* TASK DESCRIPTION *
Go through the data line by line. Copy each one holding the string "Output".

* MATERIAL FOR THIS EXERCISE *
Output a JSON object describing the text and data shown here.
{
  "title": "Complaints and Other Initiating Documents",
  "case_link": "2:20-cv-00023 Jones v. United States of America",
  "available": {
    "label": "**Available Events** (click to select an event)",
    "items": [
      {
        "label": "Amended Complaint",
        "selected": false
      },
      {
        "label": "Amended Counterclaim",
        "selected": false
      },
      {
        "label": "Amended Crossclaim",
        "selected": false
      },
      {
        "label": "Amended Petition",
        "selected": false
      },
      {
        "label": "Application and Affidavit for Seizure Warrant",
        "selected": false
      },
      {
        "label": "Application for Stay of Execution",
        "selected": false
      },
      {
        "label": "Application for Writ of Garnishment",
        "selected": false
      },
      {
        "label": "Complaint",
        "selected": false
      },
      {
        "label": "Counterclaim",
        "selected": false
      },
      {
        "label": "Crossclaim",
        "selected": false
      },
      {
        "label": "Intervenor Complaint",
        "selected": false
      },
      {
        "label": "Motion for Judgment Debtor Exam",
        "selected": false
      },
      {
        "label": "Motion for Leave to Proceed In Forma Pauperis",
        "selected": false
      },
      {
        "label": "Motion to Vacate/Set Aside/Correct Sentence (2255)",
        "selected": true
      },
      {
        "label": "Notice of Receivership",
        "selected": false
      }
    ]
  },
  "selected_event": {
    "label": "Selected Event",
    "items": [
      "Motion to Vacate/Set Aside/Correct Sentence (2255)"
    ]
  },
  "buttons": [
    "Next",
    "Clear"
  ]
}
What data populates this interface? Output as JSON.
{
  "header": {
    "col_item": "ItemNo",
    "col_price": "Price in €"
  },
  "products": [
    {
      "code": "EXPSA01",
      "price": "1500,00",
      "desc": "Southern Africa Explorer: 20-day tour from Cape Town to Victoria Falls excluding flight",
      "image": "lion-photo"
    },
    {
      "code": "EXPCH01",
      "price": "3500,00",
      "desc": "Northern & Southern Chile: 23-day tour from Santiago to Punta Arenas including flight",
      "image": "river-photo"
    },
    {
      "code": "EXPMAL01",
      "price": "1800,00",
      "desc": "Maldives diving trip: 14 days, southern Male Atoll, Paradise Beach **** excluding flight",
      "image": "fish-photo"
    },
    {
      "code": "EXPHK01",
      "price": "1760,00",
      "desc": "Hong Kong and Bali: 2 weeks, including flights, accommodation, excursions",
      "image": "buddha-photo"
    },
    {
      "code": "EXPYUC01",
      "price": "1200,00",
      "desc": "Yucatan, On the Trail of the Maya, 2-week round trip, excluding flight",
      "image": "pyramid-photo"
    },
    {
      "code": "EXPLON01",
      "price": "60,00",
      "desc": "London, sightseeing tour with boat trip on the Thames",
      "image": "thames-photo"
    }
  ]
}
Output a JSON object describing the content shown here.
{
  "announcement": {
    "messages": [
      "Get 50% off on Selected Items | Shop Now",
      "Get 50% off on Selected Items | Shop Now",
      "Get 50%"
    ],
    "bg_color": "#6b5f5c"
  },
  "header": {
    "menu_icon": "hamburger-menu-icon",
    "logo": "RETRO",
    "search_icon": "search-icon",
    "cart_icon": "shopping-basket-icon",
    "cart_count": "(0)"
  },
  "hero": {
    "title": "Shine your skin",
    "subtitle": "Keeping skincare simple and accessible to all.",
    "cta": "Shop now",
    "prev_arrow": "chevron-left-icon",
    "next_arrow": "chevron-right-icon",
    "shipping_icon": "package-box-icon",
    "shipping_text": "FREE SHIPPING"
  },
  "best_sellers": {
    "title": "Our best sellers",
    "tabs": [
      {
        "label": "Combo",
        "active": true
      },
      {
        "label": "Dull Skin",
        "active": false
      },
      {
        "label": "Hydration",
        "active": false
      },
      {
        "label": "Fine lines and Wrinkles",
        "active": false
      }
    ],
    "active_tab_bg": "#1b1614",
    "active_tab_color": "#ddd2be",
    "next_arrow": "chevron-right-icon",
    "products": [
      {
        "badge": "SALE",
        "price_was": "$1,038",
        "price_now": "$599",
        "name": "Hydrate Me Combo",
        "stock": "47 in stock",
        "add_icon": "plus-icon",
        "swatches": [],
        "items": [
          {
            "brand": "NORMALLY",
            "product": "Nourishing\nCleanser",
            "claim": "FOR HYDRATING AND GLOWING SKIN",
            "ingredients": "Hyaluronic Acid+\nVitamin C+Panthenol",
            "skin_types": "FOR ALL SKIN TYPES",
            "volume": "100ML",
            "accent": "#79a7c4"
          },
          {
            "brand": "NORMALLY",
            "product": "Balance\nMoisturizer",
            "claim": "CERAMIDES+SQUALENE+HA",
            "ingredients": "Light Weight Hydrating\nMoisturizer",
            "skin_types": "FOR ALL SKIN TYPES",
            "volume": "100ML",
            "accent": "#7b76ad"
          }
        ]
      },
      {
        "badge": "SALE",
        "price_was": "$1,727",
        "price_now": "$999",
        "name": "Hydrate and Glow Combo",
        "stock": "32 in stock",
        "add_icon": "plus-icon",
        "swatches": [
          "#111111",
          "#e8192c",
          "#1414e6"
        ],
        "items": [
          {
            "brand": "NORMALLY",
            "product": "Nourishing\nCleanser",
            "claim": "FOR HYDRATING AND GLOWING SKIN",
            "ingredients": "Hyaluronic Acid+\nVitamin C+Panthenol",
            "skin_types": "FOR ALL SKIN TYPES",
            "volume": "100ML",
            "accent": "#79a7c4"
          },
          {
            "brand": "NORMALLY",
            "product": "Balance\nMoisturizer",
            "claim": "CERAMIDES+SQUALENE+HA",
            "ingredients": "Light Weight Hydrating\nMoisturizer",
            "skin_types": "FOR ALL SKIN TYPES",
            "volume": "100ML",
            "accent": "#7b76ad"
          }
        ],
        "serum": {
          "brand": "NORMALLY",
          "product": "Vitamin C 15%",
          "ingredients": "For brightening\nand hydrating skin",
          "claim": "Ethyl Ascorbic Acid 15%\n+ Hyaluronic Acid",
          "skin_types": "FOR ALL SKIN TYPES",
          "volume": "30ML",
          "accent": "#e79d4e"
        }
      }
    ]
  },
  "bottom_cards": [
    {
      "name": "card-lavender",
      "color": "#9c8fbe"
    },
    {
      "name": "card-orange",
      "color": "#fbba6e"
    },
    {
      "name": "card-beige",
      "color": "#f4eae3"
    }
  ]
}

* EXERCISE RESULT *
Output a JSON object describing the text and data shown here.
What data populates this interface? Output as JSON.
Output a JSON object describing the content shown here.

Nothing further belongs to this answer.